__DATA SHOWN__
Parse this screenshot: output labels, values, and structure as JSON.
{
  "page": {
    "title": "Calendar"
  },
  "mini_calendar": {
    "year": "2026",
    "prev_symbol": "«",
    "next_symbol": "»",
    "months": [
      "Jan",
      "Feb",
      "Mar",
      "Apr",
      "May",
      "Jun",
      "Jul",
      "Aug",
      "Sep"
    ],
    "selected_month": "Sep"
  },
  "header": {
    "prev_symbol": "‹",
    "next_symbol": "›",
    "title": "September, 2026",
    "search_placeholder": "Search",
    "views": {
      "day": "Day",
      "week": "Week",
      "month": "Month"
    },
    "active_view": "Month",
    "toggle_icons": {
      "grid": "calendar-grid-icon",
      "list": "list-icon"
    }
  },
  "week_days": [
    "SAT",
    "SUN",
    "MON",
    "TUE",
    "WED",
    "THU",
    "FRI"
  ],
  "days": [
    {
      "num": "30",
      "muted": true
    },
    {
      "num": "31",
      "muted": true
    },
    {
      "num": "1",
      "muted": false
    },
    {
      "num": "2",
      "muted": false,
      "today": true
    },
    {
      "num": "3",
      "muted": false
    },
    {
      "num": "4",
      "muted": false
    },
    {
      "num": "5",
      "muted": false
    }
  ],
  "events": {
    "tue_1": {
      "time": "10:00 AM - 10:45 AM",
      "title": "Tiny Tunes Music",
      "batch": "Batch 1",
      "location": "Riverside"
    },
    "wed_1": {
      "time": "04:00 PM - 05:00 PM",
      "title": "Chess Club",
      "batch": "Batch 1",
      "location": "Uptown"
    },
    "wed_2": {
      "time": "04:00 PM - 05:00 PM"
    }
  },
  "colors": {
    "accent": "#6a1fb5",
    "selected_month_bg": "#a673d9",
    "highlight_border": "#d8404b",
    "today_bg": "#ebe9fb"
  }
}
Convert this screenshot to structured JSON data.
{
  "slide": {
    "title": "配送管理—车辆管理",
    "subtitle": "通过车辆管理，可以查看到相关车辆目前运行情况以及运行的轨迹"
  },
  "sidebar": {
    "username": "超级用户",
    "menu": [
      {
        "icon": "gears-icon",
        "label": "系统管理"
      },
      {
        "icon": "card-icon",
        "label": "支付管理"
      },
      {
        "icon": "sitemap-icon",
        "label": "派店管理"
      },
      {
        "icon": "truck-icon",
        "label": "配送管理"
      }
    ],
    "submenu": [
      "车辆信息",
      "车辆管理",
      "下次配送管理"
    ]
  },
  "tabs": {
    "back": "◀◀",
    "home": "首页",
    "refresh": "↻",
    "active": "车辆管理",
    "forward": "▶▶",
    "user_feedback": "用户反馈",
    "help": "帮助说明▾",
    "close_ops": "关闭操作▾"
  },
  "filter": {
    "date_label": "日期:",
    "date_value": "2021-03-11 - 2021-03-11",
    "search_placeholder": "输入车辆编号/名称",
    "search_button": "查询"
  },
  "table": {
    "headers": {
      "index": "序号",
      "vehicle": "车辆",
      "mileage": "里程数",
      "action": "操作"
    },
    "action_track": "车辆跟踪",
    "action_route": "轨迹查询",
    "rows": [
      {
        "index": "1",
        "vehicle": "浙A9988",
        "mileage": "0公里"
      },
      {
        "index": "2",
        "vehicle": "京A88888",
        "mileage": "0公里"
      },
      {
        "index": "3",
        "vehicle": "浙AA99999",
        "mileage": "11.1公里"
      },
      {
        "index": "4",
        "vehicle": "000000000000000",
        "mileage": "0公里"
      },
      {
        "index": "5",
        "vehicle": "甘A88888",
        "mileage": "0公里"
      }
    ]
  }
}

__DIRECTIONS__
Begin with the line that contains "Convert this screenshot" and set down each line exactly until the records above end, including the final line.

__TASK OUTPUT__
Convert this screenshot to structured JSON data.
{
  "slide": {
    "title": "配送管理—车辆管理",
    "subtitle": "通过车辆管理，可以查看到相关车辆目前运行情况以及运行的轨迹"
  },
  "sidebar": {
    "username": "超级用户",
    "menu": [
      {
        "icon": "gears-icon",
        "label": "系统管理"
      },
      {
        "icon": "card-icon",
        "label": "支付管理"
      },
      {
        "icon": "sitemap-icon",
        "label": "派店管理"
      },
      {
        "icon": "truck-icon",
        "label": "配送管理"
      }
    ],
    "submenu": [
      "车辆信息",
      "车辆管理",
      "下次配送管理"
    ]
  },
  "tabs": {
    "back": "◀◀",
    "home": "首页",
    "refresh": "↻",
    "active": "车辆管理",
    "forward": "▶▶",
    "user_feedback": "用户反馈",
    "help": "帮助说明▾",
    "close_ops": "关闭操作▾"
  },
  "filter": {
    "date_label": "日期:",
    "date_value": "2021-03-11 - 2021-03-11",
    "search_placeholder": "输入车辆编号/名称",
    "search_button": "查询"
  },
  "table": {
    "headers": {
      "index": "序号",
      "vehicle": "车辆",
      "mileage": "里程数",
      "action": "操作"
    },
    "action_track": "车辆跟踪",
    "action_route": "轨迹查询",
    "rows": [
      {
        "index": "1",
        "vehicle": "浙A9988",
        "mileage": "0公里"
      },
      {
        "index": "2",
        "vehicle": "京A88888",
        "mileage": "0公里"
      },
      {
        "index": "3",
        "vehicle": "浙AA99999",
        "mileage": "11.1公里"
      },
      {
        "index": "4",
        "vehicle": "000000000000000",
        "mileage": "0公里"
      },
      {
        "index": "5",
        "vehicle": "甘A88888",
        "mileage": "0公里"
      }
    ]
  }
}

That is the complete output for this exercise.